• WORK TO BE COMPLETED:
Check every line below, and copy those that include "header".
::: RECORDS TO USE
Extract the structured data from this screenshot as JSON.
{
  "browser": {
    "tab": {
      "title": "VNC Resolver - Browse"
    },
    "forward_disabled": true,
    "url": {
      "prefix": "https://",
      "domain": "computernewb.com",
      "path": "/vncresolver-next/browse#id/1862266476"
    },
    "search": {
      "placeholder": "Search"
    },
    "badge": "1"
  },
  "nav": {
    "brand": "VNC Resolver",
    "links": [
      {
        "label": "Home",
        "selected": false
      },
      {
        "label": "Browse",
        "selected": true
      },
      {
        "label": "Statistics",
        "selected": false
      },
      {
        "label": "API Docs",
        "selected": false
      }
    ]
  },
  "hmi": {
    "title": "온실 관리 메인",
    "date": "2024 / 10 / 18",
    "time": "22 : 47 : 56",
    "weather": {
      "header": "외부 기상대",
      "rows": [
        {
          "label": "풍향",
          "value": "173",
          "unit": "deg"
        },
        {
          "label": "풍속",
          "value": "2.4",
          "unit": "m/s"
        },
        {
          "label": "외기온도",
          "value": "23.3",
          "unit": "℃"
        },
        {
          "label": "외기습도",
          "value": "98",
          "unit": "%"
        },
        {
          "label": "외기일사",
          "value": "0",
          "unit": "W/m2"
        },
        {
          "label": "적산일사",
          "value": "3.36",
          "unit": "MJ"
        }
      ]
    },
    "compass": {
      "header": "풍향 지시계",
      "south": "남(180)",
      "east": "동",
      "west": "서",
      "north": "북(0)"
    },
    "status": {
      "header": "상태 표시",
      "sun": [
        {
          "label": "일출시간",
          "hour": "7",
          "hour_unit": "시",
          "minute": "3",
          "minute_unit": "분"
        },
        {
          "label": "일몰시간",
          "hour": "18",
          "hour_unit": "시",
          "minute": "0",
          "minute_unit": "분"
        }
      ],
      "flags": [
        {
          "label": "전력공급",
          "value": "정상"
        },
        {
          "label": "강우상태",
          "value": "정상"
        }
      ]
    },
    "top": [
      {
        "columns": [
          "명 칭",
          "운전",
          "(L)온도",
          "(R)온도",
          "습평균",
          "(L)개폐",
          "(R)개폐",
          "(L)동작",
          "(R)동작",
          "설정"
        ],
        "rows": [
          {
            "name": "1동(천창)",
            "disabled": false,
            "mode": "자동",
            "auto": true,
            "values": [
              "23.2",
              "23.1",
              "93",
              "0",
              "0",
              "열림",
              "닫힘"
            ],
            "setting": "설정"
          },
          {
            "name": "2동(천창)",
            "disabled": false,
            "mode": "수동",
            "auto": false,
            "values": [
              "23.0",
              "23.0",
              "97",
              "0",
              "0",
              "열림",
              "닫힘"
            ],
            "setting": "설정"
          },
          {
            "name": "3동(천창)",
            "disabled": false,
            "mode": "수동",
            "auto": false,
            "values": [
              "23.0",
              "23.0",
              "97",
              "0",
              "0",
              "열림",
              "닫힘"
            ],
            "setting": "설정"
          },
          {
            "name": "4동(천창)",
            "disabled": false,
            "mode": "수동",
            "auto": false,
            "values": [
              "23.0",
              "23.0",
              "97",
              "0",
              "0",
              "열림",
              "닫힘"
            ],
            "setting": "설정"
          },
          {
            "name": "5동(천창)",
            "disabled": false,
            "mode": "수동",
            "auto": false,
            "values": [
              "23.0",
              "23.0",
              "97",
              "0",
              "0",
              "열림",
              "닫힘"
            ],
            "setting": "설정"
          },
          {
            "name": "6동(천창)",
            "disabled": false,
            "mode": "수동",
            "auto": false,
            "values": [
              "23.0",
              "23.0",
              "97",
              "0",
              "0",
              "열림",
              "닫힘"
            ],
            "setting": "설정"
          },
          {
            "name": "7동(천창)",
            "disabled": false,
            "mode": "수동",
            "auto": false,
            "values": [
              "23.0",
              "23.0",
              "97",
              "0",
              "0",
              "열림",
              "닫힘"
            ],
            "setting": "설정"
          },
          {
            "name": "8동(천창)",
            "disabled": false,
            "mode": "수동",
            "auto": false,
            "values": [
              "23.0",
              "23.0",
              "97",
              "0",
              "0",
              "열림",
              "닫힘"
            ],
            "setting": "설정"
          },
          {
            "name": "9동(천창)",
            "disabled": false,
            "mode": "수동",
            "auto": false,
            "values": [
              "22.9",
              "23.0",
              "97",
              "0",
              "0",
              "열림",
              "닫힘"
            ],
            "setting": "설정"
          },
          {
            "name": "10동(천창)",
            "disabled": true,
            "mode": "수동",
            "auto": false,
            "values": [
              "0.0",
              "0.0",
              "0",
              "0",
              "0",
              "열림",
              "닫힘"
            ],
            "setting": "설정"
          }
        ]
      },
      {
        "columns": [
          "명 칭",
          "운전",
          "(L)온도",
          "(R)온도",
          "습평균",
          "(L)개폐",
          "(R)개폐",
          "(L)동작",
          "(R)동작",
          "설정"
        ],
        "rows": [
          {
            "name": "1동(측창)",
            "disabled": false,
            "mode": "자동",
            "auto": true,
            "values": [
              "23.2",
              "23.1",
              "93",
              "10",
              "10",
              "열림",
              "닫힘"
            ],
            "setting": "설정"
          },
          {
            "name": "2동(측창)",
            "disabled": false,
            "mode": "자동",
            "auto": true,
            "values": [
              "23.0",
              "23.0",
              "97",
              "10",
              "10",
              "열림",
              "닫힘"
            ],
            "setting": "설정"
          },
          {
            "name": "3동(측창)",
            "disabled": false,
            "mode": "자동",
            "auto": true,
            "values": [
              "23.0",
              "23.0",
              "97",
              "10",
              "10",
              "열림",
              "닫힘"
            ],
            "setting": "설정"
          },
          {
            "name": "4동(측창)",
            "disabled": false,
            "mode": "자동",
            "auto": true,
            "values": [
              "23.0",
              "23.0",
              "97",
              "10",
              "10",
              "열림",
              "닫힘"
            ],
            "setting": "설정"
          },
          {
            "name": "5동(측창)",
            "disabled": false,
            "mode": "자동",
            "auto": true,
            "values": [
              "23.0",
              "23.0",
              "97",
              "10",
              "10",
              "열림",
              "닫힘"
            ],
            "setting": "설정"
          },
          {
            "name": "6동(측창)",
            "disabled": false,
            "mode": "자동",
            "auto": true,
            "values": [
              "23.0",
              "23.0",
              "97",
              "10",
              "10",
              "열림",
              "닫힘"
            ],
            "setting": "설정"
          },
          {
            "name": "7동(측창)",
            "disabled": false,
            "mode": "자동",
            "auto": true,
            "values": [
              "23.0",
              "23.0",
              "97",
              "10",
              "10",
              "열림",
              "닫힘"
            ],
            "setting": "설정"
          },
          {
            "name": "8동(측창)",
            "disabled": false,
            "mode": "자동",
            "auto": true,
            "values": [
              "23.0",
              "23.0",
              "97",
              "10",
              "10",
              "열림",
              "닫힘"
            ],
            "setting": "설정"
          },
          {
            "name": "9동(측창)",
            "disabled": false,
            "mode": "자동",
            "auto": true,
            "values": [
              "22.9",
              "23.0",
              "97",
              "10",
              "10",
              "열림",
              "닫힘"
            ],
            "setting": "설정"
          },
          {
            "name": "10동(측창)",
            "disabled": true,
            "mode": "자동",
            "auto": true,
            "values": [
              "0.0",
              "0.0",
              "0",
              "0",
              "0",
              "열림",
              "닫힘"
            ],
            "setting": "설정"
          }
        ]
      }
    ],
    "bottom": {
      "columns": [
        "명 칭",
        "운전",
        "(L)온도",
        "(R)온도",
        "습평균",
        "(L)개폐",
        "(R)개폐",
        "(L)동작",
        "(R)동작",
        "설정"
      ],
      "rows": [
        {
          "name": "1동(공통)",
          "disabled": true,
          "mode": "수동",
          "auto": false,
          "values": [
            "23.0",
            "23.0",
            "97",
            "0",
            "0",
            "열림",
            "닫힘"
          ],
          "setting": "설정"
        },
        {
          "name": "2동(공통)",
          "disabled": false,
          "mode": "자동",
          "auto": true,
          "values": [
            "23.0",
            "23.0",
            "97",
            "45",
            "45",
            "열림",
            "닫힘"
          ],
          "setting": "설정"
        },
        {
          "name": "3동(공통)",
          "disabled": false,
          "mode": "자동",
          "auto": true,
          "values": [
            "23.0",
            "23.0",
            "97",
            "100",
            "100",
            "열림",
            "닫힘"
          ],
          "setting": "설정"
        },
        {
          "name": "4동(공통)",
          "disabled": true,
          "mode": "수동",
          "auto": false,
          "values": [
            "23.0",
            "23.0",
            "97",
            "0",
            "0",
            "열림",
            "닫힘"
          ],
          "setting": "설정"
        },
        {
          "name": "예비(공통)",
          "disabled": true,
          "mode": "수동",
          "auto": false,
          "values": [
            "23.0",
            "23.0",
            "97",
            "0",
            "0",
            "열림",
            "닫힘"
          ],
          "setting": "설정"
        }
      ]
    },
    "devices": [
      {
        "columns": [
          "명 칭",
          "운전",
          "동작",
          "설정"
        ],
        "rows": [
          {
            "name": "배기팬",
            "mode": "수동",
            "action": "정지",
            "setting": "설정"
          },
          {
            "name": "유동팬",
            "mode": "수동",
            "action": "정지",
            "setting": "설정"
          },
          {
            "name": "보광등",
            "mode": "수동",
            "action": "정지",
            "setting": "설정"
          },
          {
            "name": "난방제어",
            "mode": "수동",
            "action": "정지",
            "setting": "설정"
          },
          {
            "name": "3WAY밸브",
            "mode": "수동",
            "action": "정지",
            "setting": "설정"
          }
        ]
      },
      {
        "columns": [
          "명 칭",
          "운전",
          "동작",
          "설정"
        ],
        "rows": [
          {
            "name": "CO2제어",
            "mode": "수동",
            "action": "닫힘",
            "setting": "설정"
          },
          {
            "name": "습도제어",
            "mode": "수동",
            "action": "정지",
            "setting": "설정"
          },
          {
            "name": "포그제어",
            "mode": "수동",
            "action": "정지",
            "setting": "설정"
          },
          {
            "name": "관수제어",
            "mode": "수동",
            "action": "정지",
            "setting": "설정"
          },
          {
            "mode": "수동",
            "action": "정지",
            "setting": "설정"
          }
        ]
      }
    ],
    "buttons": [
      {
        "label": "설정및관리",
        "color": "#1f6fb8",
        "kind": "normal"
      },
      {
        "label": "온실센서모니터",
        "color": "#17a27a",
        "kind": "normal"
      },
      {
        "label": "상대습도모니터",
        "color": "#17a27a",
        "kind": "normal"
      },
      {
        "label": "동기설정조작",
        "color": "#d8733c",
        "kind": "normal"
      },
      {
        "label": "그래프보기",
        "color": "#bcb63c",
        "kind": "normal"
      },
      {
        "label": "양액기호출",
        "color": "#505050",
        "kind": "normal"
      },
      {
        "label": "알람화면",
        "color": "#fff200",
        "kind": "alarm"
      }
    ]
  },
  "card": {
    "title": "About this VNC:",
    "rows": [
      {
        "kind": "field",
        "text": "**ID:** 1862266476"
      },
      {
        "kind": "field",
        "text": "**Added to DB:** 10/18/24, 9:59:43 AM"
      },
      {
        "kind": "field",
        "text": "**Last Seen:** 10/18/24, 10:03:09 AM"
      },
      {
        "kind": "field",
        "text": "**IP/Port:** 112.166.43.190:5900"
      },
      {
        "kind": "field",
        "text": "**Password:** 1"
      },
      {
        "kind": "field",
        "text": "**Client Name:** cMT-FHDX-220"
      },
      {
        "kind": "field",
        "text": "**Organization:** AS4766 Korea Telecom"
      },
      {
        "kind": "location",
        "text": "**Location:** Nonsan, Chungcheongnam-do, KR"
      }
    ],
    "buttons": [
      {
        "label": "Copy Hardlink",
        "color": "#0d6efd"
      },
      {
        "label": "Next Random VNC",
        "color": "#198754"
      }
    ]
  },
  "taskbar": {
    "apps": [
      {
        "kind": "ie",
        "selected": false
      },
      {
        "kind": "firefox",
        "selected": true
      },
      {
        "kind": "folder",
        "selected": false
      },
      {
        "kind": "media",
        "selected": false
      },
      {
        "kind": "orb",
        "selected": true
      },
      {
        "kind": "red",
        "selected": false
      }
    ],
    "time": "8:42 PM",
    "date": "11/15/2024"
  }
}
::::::
• RESPONSE TO THE EXERCISE:
      "header": "외부 기상대",
      "header": "풍향 지시계",
      "header": "상태 표시",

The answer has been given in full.